What do these and similar biblical stories reveal to us about our engagement against terrorism when we always seek numerical, political, technological, logistical, strategic, and tactical advantage? What does it reveal that we have not seen the results we expected even after a decade-plus effort?
Don’t get me wrong, I believe there should be a forceful response. Still, as Dr. Martin Luther King wrote: Returning violence for violence multiplies violence, adding deeper darkness to a night already devoid of stars. Darkness cannot drive out darkness: only light can do that. Hate cannot drive out hate: only love can do that (Lose) (King).
To balance a forceful response love requires a national public well-reasoned examination of our moral priorities. We must determine: Do we put our trust in God or in our own prowess? And by the way ~ rants about sexual purity are not a well reasoned national examination of our moral priority.
“Jesus, what is the source of your authority?” is a very real question for Pilate. It is a very real question for us (Pankey). We will begin to know the answer when we can pray with honesty the Collect for our Enemies, which asks God to guide them and us from prejudice to truth; from hatred, cruelty and revenge to stand reconciled before the Lord our God (BCP).
I owe David Brooks a note of thanks. It is his column Finding Peace Within the Holy Texts that seeded my journey along this path. He draws on the work of Rabbi Johnathan Sacks whose greatest contribution is to point out that the answer to religious violence is probably going to be found within religion itself, among those who understand that religion gains influence when it renounces power (Brooks).
No doubt there will more violent fear filled events in the days, months and years to come. Only we can decide if we will choose to live in fear or to live in faith.
Brooks, David. “Finding Peace Within the Holy Texts.” The New York Times (2015).
Church, The Episcopal. Book of Common Prayer. 1979.
Curry, Michael. “Be Not Afraid.” Episcopal Church Public Affairs. New York, 18 11 2015. web. <firstname.lastname@example.org>.

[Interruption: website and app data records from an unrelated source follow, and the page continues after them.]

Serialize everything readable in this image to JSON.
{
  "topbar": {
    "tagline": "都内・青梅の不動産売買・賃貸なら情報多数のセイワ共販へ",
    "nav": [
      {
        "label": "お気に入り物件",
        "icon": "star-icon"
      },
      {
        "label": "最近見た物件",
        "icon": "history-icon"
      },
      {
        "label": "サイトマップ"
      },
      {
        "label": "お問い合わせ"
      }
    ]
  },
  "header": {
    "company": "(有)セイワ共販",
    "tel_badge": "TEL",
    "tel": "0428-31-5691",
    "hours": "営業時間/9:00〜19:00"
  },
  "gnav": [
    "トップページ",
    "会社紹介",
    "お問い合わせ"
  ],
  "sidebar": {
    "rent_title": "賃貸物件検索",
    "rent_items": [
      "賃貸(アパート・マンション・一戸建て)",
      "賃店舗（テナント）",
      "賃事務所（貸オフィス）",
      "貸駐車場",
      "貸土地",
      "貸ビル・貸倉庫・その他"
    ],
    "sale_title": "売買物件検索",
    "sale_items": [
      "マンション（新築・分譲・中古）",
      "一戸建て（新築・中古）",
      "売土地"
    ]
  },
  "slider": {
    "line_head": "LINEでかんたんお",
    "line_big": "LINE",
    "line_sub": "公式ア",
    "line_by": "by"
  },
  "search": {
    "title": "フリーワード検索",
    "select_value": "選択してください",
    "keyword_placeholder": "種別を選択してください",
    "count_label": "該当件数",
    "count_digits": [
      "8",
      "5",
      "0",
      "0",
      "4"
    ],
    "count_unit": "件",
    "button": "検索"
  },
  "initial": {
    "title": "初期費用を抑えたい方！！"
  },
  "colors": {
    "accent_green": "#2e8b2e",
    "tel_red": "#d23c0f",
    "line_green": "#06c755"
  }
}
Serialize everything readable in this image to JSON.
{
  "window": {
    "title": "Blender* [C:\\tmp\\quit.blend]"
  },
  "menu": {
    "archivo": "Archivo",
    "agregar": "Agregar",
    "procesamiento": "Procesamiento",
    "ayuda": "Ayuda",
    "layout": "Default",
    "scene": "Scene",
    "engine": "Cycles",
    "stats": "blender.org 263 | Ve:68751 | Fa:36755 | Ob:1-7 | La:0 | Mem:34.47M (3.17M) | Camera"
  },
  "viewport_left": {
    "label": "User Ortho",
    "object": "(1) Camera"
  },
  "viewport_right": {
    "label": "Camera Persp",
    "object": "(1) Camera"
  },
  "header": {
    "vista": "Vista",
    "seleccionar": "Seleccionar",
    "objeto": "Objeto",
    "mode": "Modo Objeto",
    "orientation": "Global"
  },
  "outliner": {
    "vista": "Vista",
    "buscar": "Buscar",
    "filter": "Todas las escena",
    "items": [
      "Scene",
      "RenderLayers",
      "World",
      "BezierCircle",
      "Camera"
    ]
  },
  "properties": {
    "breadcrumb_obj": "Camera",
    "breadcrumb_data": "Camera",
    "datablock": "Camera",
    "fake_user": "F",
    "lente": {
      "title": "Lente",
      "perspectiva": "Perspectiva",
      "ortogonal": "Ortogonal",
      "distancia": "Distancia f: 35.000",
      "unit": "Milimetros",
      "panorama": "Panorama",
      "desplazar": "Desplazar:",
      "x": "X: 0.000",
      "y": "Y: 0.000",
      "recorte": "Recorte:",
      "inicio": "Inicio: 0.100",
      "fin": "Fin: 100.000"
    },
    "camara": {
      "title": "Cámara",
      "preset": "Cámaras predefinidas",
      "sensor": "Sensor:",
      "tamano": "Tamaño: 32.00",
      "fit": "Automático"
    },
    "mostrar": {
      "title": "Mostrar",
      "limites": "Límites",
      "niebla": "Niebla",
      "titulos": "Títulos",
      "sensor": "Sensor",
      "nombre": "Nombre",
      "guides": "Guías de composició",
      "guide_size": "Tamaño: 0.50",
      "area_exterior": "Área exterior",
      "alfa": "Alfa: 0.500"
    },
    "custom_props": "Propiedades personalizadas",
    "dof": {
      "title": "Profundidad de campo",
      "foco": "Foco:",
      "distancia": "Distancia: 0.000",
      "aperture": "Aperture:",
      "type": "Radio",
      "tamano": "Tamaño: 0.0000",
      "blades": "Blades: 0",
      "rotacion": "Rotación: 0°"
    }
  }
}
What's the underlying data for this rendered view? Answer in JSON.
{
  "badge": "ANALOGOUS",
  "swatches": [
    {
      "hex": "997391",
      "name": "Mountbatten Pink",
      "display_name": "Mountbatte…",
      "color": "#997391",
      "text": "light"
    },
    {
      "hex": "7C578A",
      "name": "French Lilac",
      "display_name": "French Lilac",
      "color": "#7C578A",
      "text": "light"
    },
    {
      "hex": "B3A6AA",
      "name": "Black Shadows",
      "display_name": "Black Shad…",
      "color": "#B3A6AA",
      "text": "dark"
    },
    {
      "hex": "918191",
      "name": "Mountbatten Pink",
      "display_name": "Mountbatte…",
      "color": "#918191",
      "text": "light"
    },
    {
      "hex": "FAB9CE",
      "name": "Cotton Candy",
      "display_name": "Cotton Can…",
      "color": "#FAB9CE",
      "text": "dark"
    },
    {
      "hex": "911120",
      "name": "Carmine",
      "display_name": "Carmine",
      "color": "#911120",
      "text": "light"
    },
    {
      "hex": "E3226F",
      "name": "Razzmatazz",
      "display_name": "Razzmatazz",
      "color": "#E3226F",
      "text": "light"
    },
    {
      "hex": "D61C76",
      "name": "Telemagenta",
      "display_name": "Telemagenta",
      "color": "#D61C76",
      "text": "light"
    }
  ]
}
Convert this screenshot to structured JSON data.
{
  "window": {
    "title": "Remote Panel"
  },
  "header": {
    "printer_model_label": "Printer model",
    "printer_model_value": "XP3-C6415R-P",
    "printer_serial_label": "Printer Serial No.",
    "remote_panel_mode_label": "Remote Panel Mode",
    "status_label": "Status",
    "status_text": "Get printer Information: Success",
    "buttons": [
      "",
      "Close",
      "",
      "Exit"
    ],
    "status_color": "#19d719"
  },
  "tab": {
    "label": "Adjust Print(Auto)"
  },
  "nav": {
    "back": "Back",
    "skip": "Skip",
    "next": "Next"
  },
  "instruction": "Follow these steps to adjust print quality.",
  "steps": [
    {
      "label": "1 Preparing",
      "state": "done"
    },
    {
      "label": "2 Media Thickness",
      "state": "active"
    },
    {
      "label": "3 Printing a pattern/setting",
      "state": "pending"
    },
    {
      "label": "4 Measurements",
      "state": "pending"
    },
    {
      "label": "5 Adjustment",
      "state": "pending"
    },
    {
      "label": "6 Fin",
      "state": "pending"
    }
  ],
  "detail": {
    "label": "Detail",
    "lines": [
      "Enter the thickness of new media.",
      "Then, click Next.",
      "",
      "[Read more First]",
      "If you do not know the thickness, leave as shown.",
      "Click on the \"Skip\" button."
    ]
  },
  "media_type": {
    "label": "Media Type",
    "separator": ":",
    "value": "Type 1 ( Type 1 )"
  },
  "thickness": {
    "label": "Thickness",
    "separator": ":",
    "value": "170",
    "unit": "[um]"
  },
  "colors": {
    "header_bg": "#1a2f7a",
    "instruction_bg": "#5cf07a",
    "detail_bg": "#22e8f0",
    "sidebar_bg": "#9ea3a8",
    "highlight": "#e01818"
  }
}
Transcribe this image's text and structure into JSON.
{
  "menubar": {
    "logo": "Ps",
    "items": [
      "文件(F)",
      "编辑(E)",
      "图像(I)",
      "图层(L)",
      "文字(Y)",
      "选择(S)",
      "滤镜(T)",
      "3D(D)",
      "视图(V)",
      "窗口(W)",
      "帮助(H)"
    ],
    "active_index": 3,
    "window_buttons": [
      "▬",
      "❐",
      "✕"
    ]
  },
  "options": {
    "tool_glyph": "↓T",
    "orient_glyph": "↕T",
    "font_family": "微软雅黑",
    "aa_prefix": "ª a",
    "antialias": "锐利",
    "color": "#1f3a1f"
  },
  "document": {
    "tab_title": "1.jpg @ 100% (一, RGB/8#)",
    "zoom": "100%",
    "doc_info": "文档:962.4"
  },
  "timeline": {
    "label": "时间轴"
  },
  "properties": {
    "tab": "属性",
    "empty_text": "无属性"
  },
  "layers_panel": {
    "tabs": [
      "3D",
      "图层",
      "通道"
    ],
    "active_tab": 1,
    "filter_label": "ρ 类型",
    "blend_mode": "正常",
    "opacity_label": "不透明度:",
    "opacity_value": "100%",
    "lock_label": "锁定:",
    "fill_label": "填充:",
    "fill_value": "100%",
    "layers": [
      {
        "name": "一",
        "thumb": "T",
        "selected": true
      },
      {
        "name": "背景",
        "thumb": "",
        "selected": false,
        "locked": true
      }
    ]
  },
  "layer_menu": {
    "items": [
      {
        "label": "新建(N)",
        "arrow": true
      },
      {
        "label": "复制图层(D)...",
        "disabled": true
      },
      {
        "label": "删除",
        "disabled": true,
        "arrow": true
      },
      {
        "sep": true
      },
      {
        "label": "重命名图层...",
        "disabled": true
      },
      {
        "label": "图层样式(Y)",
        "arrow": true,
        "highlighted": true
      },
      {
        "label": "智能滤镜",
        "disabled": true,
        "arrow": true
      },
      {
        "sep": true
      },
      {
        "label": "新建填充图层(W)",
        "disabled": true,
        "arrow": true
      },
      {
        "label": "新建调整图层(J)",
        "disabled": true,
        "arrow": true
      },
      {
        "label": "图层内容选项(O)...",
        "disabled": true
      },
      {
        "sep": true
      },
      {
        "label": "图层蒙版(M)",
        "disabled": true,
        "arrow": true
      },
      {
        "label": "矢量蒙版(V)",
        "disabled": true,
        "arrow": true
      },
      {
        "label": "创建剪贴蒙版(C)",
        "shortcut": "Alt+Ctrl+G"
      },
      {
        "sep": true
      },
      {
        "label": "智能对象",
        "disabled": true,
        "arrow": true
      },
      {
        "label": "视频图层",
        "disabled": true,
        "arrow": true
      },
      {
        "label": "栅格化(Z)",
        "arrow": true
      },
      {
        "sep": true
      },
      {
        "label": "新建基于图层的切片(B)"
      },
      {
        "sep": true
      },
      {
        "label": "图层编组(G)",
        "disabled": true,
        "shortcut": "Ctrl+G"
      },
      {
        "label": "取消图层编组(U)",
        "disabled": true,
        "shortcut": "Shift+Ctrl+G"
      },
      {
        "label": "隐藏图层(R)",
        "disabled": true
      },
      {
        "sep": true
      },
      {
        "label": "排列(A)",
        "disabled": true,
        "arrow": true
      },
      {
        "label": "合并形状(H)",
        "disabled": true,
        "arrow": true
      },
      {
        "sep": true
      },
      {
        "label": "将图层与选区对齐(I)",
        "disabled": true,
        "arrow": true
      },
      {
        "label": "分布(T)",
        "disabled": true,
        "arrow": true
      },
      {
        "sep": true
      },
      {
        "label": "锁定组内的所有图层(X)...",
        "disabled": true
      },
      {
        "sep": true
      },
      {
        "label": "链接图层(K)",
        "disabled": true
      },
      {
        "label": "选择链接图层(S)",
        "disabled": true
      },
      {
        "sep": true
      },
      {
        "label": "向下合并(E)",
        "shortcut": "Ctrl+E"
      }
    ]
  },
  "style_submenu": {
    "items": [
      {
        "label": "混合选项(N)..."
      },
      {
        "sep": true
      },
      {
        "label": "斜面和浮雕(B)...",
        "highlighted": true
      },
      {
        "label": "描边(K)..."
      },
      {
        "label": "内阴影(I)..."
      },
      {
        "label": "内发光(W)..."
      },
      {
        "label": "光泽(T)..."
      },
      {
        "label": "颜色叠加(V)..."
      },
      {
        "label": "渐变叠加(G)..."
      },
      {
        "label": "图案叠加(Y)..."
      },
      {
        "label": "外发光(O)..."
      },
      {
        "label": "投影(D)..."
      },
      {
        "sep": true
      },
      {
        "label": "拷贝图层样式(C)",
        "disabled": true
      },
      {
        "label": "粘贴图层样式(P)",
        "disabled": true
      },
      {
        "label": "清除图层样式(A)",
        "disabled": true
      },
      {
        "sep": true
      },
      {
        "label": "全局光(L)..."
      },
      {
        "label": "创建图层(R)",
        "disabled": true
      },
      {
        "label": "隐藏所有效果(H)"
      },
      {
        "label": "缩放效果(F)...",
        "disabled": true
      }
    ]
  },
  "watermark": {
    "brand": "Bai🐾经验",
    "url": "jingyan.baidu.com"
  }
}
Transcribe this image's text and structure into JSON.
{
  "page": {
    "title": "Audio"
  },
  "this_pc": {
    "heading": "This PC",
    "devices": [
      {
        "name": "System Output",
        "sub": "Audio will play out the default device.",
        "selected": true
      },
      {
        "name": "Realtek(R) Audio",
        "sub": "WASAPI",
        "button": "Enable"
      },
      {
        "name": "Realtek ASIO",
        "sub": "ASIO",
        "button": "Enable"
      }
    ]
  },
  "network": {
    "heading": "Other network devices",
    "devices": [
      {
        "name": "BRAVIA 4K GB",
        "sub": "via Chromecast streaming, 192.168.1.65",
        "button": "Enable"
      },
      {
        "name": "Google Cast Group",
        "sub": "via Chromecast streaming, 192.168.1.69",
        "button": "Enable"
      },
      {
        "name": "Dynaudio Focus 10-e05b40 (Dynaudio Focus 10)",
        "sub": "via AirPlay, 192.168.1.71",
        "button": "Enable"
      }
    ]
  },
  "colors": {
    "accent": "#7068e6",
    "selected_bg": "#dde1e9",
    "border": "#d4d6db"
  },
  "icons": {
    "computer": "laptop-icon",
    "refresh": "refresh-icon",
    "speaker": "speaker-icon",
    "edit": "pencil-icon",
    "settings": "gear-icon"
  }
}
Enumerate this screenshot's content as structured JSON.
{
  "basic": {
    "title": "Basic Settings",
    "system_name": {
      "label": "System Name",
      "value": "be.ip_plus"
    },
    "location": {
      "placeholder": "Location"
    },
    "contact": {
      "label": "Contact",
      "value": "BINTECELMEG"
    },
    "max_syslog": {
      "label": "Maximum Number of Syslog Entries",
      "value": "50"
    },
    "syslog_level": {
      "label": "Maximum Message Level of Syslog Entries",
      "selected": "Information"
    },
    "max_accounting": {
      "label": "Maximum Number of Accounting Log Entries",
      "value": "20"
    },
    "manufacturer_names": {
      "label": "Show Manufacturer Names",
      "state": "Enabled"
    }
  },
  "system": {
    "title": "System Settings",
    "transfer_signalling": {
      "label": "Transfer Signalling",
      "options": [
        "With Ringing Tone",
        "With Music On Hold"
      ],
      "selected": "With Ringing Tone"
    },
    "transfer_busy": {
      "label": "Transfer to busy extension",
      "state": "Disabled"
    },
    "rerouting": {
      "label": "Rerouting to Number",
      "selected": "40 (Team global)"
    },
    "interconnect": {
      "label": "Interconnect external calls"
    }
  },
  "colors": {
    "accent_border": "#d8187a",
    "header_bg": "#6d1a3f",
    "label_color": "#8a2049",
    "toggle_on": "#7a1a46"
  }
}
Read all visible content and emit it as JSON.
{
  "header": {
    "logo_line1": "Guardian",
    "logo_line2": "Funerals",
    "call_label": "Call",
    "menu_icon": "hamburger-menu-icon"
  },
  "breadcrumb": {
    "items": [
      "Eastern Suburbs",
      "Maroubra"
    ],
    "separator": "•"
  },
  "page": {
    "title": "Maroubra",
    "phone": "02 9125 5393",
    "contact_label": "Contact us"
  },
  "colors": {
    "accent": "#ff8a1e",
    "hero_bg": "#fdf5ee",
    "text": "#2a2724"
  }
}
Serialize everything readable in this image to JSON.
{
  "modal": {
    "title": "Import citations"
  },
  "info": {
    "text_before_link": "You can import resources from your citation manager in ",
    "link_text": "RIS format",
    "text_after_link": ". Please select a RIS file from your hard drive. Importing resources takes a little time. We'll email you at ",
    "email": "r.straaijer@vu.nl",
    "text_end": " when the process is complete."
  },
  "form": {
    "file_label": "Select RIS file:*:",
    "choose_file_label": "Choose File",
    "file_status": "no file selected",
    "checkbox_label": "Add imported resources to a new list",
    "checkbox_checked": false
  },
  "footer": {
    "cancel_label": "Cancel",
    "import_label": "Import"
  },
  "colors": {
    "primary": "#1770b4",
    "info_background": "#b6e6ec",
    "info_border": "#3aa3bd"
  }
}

Hoezee, Scott. The Lectionary Text Revelation 1:4b-8. 22 11 2015.
Jacobson, Rolf, Karoline Lewis and Matt Skinner. Sermon Brain Wave. 22 11 2015.
King, Martimn Luther. “Where Do We Go From Here.” King, Martin Luther. Where Do We Go From Here: Chaos or Community. 1967. 62.
Klein, Ralph W. Commentary on 2 Samuel 23: 1-7. 22 11 2015. <http://www.workingpreacher.org/>.
Lewis, Karoline. Kings of Relationship. 22 11 2015. <workingpreacher.org>.
Lose, David. Christ the King. 22 11 2015.
Pankey, Steve. “Whence Cometh Thy Power.” 17 11 2015. Word Press: Draughting Theology.
Sellery, David. Thy Kingdom Come. 11 2015. <http://www.episcopalcafe.com/speaking-to-the-soul-thy-kingdom-come/>.